There’s a common refrain that I hear when talking to students, even doctoral candidates, that I wish we could somehow communicate better about. It starts with mentioning something about getting a new draft finished or what have you, and then somebody says something like:
“Oh, sure, this writing is easier for you because you’re good at it.”
Sure, for some people this may be right. We all know stories of people who publish six or eight books a year, or can sit down at their laptop and crank out an article in a half an afternoon. But not for me. (Me, I’ve only once written an article in a single day, and it was only because it fell sideways out of my book project, so I’d already finished all the research for it.) And, I suspect, not for many of us.
Part of this misconception seems to me to derive from a very common experience at the professional level that I, at least, didn’t really see any examples of until pretty late in my graduate school career, when I started working on collaborative projects. I spend lots of time, every week, printing off a new version of some draft or another (I can’t do my proofing electronically, much though I’d like to be able to), and absolutely filling the thing with red ink marks. A paper might go through fifteen or twenty versions of revision before it gets submitted. Every project folder I have has numbered sub-folders marking out each major such revision that I start. One project – my BJPS paper with Grant Ramsey on fitness – was up to something like folder number fifteen when the final version was accepted. Rewrites to fix problems in the argument, re-focusing the project to be acceptable to different journals, responses to peer reviewers, and so on, and so on.
For my money, at least, this is the number one skill that philosophers need. I’m certainly not here because I’m better at what I do than anybody else. I’m here because I’m obsessively persistent (not to mention, of course, incredibly lucky). That, I think, is the most important thing you should manage to learn over the course of your graduate studies.
I’ve been wondering for some time, though, how we might be able to better teach – or perhaps the better verb would be train – this kind of process. How can we encourage our students to adopt the right kind of attitude toward their writing, to see it as a long and tortuous process of revision, giving your ideas form almost in spite of themselves, and in dialogue with other scholars across time and place?
Of course, one classic method for this is something that I assume many readers of this blog already do: producing writing assignments as a sort of iterative, draft-construction process, where you start with an outline or an argument sketch, comment on that, solicit a draft, comment on that, solicit a final version, comment on that… I fear, though, that this doesn’t quite cut it. I, at least, had a qualitatively different feeling about these kinds of assignments than I get with my work in producing real professional writing.

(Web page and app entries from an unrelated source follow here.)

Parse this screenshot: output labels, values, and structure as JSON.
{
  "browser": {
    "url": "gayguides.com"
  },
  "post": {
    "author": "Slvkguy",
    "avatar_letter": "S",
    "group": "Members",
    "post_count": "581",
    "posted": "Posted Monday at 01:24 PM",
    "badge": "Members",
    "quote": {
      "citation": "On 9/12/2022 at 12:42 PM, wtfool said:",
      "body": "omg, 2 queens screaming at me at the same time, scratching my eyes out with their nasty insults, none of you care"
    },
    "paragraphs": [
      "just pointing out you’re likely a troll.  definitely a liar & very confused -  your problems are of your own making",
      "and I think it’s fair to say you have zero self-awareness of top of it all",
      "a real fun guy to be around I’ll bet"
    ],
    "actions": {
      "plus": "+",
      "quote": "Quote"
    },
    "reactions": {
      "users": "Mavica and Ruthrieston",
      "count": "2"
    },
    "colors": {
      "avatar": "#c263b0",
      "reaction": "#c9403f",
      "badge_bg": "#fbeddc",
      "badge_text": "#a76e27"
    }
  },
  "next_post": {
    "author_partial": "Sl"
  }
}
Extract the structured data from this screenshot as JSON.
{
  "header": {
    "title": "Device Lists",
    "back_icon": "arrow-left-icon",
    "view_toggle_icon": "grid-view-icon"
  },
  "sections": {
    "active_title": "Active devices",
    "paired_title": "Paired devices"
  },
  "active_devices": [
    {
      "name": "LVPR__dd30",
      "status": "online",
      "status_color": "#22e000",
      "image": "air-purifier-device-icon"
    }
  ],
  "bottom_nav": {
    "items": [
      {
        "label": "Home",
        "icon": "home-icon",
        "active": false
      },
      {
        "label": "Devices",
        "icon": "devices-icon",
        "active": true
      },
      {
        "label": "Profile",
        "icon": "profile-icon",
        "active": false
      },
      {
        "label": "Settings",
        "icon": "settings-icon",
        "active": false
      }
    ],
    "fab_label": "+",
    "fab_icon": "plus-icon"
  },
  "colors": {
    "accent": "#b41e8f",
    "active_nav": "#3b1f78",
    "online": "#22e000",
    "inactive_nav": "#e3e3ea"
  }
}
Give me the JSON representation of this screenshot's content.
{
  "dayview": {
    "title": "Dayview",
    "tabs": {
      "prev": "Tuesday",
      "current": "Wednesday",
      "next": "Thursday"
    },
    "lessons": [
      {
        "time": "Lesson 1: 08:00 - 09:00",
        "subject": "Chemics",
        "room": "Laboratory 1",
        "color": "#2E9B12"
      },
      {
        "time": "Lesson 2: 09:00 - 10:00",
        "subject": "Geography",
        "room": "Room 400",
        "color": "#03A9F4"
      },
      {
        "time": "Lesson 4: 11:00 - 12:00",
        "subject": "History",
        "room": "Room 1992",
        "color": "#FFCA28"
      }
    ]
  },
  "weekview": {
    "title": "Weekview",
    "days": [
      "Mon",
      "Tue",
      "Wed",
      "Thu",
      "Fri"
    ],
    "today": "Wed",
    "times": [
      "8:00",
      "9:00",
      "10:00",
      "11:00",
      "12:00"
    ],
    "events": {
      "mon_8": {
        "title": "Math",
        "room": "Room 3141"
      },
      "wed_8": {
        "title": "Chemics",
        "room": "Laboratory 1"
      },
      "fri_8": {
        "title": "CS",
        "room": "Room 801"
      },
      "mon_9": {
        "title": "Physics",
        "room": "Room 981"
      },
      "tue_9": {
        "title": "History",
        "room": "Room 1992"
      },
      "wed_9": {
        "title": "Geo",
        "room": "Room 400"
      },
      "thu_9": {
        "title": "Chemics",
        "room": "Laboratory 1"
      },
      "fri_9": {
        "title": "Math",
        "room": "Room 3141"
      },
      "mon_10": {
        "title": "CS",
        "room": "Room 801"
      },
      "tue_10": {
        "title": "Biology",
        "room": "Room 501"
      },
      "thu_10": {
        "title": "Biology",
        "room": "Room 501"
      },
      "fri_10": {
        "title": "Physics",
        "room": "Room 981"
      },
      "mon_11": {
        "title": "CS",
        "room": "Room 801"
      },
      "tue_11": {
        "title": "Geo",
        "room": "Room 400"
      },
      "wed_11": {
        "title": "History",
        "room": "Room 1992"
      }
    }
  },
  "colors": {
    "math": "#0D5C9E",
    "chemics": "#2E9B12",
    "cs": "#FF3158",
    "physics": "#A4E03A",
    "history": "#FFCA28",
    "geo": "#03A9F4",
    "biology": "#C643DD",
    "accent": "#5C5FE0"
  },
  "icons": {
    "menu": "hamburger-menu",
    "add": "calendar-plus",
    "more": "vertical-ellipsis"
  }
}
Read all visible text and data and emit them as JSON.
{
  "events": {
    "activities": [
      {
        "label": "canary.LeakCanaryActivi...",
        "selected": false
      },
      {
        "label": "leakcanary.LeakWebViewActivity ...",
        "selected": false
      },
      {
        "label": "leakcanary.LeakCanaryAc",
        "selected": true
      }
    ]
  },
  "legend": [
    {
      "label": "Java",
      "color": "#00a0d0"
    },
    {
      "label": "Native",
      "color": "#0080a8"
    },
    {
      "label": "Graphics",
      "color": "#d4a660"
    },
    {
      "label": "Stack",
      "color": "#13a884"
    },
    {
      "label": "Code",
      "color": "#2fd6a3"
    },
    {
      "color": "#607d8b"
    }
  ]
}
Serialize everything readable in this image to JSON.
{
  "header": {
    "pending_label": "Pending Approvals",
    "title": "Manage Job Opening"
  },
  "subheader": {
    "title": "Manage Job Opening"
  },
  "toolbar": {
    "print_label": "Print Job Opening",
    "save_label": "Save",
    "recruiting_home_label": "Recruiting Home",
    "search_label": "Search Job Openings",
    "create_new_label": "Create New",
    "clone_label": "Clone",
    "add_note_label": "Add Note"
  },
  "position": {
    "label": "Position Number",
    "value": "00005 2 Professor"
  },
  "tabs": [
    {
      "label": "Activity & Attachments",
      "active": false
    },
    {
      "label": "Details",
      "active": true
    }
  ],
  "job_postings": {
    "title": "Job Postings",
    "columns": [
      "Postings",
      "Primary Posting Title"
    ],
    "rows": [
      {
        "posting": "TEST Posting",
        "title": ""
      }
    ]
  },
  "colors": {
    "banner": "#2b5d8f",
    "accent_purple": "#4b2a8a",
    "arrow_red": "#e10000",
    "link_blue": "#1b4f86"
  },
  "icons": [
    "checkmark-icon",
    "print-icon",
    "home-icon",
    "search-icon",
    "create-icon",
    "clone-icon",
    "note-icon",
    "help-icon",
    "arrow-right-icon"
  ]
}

Similarly with involving students in that peer review process; it’s not obvious to me that the experience really translates.
And this can have real impact on our students, especially when they’re in dissertation phase. When you’re used to the process of producing seminar papers being much more cut-and-dried – in essence, much closer to the experience of writing an undergraduate paper than to the experience of writing a professional journal article – then this deepens the gulf between The Dissertation (*spooky organ chord*) and everything else that you’ve done so far in your career. Far better, I think, to show students that the process of the dissertation is much more like the kinds of things that they will do on a regular basis for the rest of their careers – to normalize dissertation writing!
To wrap all of that into a nice TL;DR: Philosophy is distance running, but we don’t train people for endurance.
Really, then, this is an open question post: do other folks have experience with programs where people do start to get exposure to the full ? Do portfolio-focused doctoral programs manage to duplicate something of this (involving the various members of your doctoral committee)? Are there cool kinds of writing assignments that we could be doing but aren’t? Would love to hear any and all ideas that people might have on Facebook or Twitter.